There is nothing remotely surprising in this progression. It is the natural evolution of the relationship between the Oval Office and Congress under Obama, who, like his successor, was subjected to an endless series of pointless congressional investigations. No cessation of hostilities is imaginable. Lyndon Johnson, who directed federal law enforcement agents to report upon the activities of his opponent in the 1964 election, is likely to remain the last president whose ability to govern was not significantly diminished by scurrilous interference of the legislative branch.

This is a constitutional revolution. We now have a de-facto Westminster system in which heads of government are responsible not only for securing their election but for surviving votes of no confidence from the lower chamber of the legislature. We will enjoy the apparent benefits of such a constitution, however, in the absence of the most important feature that distinguishes our present one from that of the British — namely, the distinction between the persons of the head of state and the head of government. This should concern all Americans regardless of their partisan allegiance. If the chief executive no longer stands at the head of the federal government as the individual from whom all legal authority proceeds and receives its direction, we must look to create a separate office in whom sovereignty can reside, even if only nominally.

These, and other disruptions, await us in the years and decades to come. In the more immediate future, we can expect a carnivalesque trial in the Senate, where Democratic members disagree with their House colleagues about the quality of the evidence against the president. Chuck Schumer and Trump both agree that what this country needs are more witnesses and more hearings over the course of goodness knows how many days or weeks or months. These proceedings, which will yield the inevitable verdict of innocence regardless of how long they last, will require no fewer than five Democratic presidential candidates to take their leave of the campaign trail.

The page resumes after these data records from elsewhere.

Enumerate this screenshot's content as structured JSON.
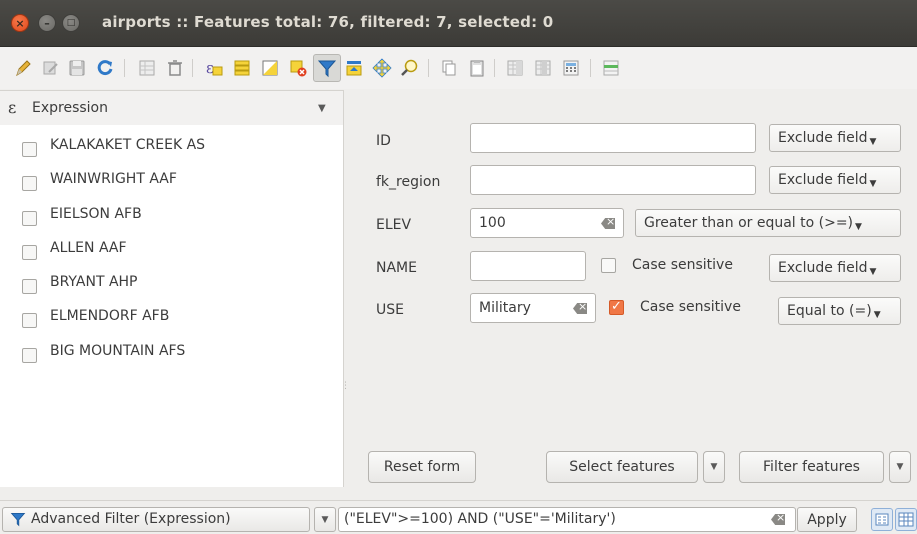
{
  "window": {
    "title": "airports :: Features total: 76, filtered: 7, selected: 0",
    "close_glyph": "×",
    "min_glyph": "–",
    "max_glyph": "□"
  },
  "toolbar": {
    "icons": [
      "pencil-icon",
      "multi-edit-icon",
      "save-icon",
      "reload-icon",
      "delete-selected-icon",
      "delete-icon",
      "expression-select-icon",
      "select-all-icon",
      "invert-selection-icon",
      "deselect-icon",
      "filter-icon",
      "move-top-icon",
      "pan-icon",
      "zoom-icon",
      "copy-icon",
      "paste-icon",
      "new-field-icon",
      "delete-field-icon",
      "field-calculator-icon",
      "conditional-format-icon"
    ],
    "active": "filter-icon"
  },
  "left_panel": {
    "expression_label": "Expression",
    "expression_icon": "ε",
    "dropdown_glyph": "▼",
    "features": [
      {
        "name": "KALAKAKET CREEK  AS",
        "checked": false
      },
      {
        "name": "WAINWRIGHT AAF",
        "checked": false
      },
      {
        "name": "EIELSON AFB",
        "checked": false
      },
      {
        "name": "ALLEN AAF",
        "checked": false
      },
      {
        "name": "BRYANT AHP",
        "checked": false
      },
      {
        "name": "ELMENDORF AFB",
        "checked": false
      },
      {
        "name": "BIG MOUNTAIN AFS",
        "checked": false
      }
    ]
  },
  "form": {
    "fields": {
      "id": {
        "label": "ID",
        "value": "",
        "mode": "Exclude field"
      },
      "fk_region": {
        "label": "fk_region",
        "value": "",
        "mode": "Exclude field"
      },
      "elev": {
        "label": "ELEV",
        "value": "100",
        "mode": "Greater than or equal to (>=)"
      },
      "name": {
        "label": "NAME",
        "value": "",
        "case_label": "Case sensitive",
        "case_checked": false,
        "mode": "Exclude field"
      },
      "use": {
        "label": "USE",
        "value": "Military",
        "case_label": "Case sensitive",
        "case_checked": true,
        "mode": "Equal to (=)"
      }
    },
    "reset_label": "Reset form",
    "select_label": "Select features",
    "filter_label": "Filter features"
  },
  "bottom": {
    "filter_mode": "Advanced Filter (Expression)",
    "expression": "(\"ELEV\">=100) AND (\"USE\"='Military')",
    "apply_label": "Apply"
  },
  "colors": {
    "accent": "#f07746",
    "titlebar": "#3c3b37",
    "filter_icon": "#2f79c8"
  }
}
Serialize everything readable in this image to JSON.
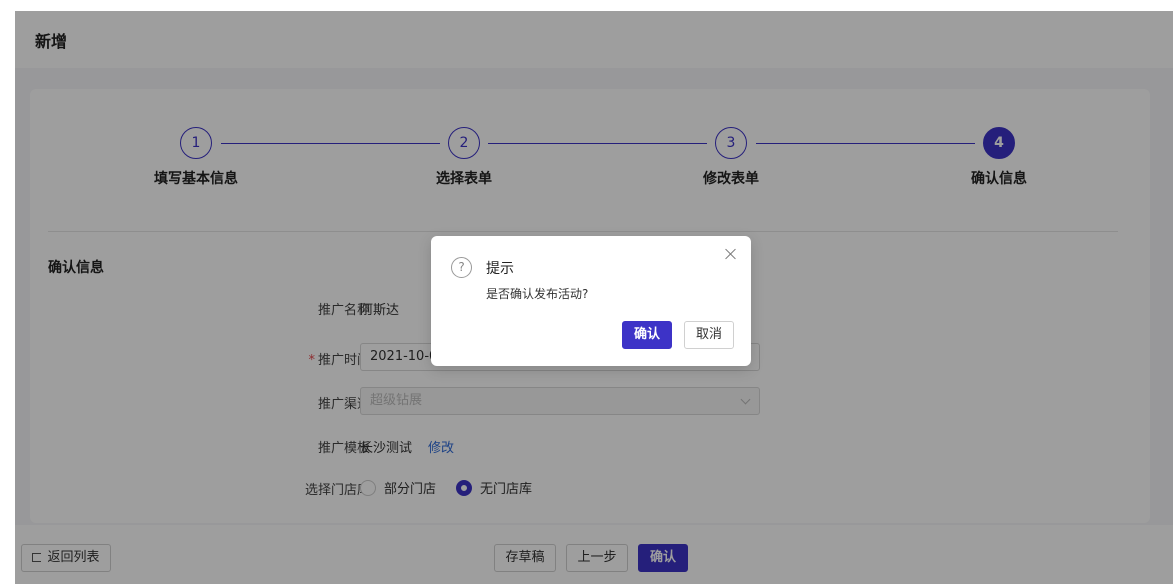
{
  "page": {
    "title": "新增"
  },
  "steps": [
    {
      "num": "1",
      "label": "填写基本信息"
    },
    {
      "num": "2",
      "label": "选择表单"
    },
    {
      "num": "3",
      "label": "修改表单"
    },
    {
      "num": "4",
      "label": "确认信息"
    }
  ],
  "section": {
    "title": "确认信息"
  },
  "form": {
    "name": {
      "label": "推广名称",
      "value": "阿斯达"
    },
    "time": {
      "label": "推广时间",
      "required_mark": "*",
      "value": "2021-10-04"
    },
    "channel": {
      "label": "推广渠道",
      "placeholder": "超级钻展"
    },
    "template": {
      "label": "推广模板",
      "value": "长沙测试",
      "link": "修改"
    },
    "store": {
      "label": "选择门店库",
      "options": [
        "部分门店",
        "无门店库"
      ],
      "selected": "无门店库"
    }
  },
  "footer": {
    "back_label": "返回列表",
    "draft_label": "存草稿",
    "prev_label": "上一步",
    "confirm_label": "确认"
  },
  "modal": {
    "icon": "question-icon",
    "icon_glyph": "?",
    "title": "提示",
    "message": "是否确认发布活动?",
    "ok_label": "确认",
    "cancel_label": "取消"
  },
  "colors": {
    "accent": "#3d33c7",
    "link": "#2f6bd8",
    "required": "#e5484d"
  }
}
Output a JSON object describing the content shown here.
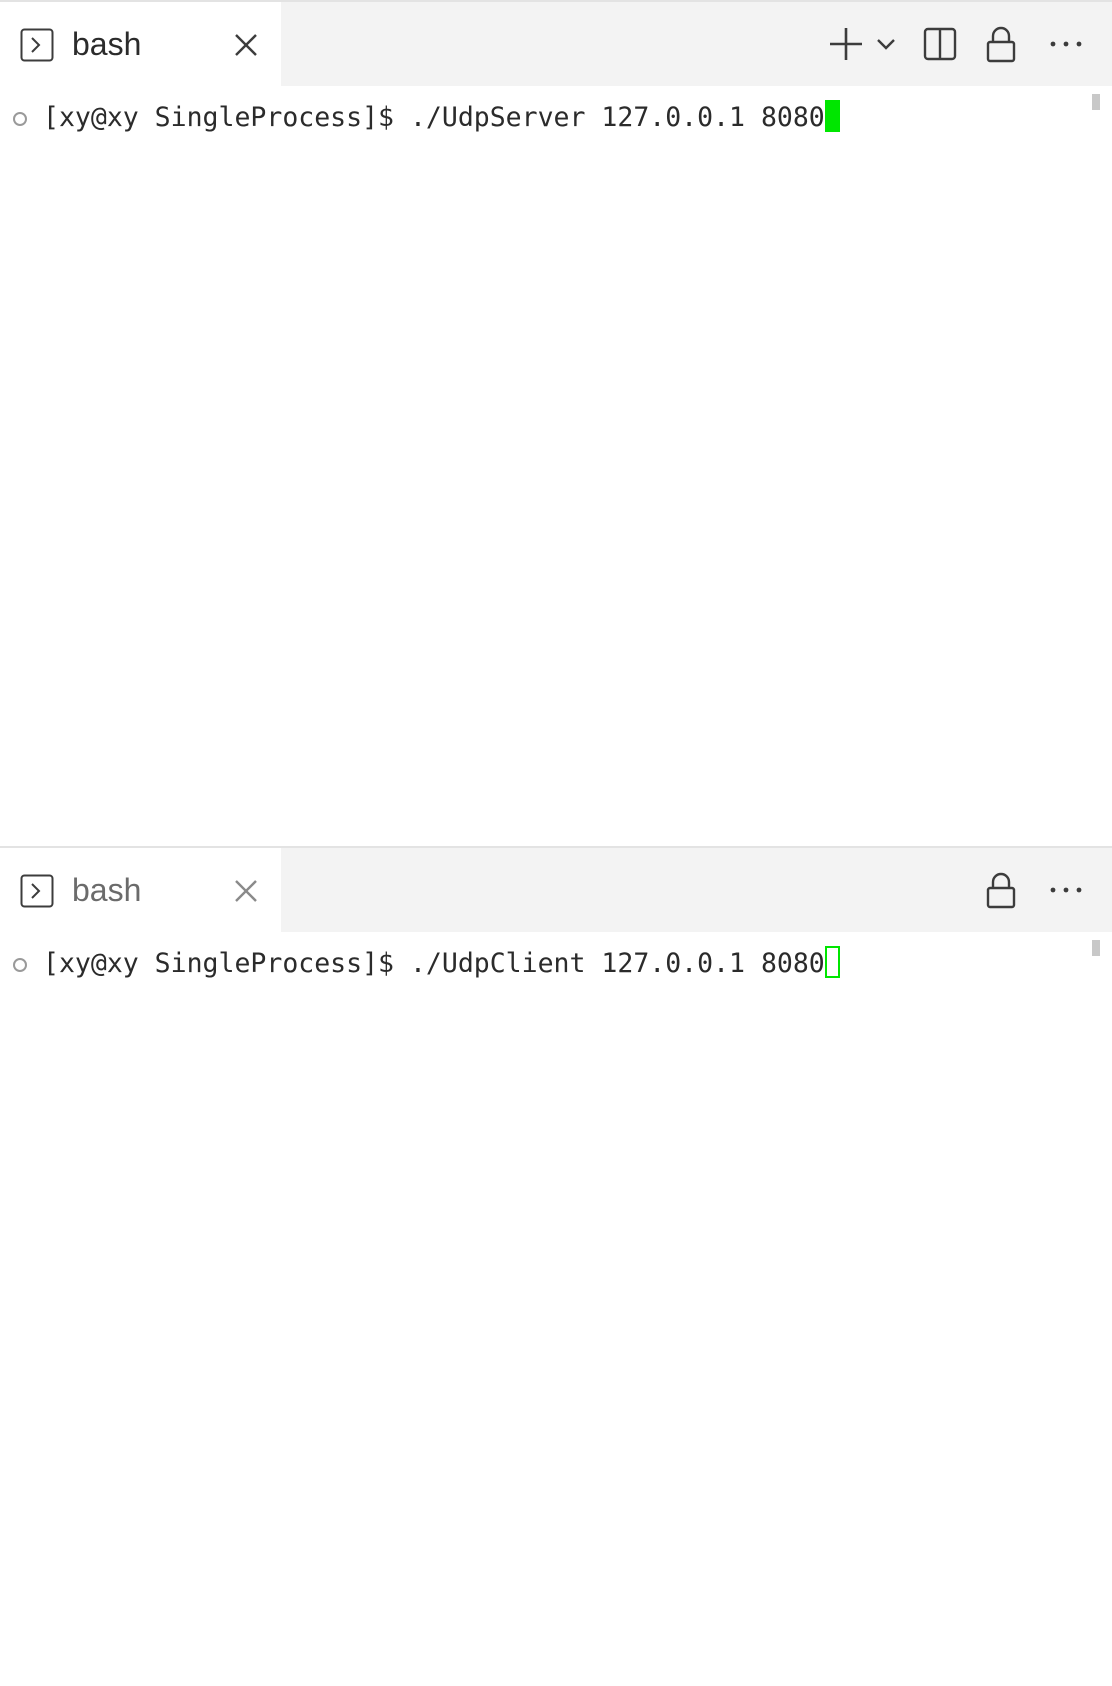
{
  "panes": [
    {
      "tab": {
        "label": "bash",
        "icon": "terminal-icon",
        "active": true
      },
      "toolbar": [
        "plus-icon",
        "chevron-down-icon",
        "split-editor-icon",
        "lock-icon",
        "more-icon"
      ],
      "terminal": {
        "prompt": "[xy@xy SingleProcess]$ ",
        "command": "./UdpServer 127.0.0.1 8080",
        "cursor": "focused"
      }
    },
    {
      "tab": {
        "label": "bash",
        "icon": "terminal-icon",
        "active": false
      },
      "toolbar": [
        "lock-icon",
        "more-icon"
      ],
      "terminal": {
        "prompt": "[xy@xy SingleProcess]$ ",
        "command": "./UdpClient 127.0.0.1 8080",
        "cursor": "unfocused"
      }
    }
  ],
  "colors": {
    "cursor": "#00e600",
    "tabbar_bg": "#f3f3f3",
    "text": "#2b2b2b"
  }
}
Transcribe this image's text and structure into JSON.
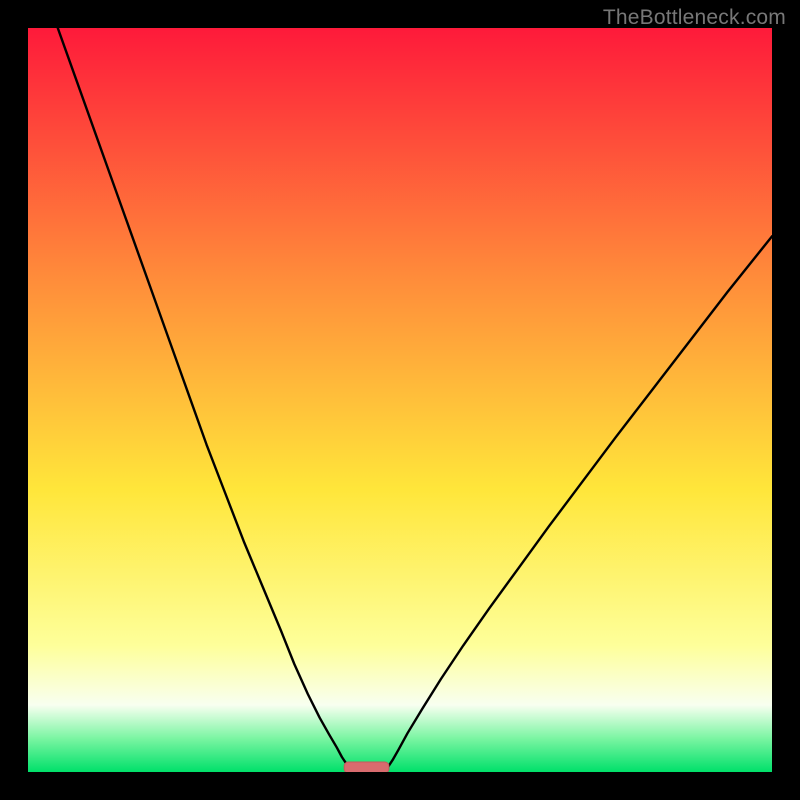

The same cannot be said of Trump. His address to supporters in Battle Creek, Michigan, on Wednesday night afforded a preview of Trump in his re-election mode: unburdened by even formal concern for the day's judicial proceedings, affecting no concern for the norms of office which allies and enemies alike have been happy to see him discard, declaring his impeachment illegitimate, mocking the names, voices, and appearances of his opponents — some of them deceased — and suggesting that he will remain in office for four or eight or 16 more years. This will continue apace for 11 months, during which the opprobrium with which his every word and gesture, however insignificant, are met by foes will be matched only by the exultant approbation of his most enthusiastic devotees.

The country, and the world, will continue under the spell of a man consumed by hatred and possessed of an almost indescribable energy. Impeachment failed to undo the magic. I wonder what will.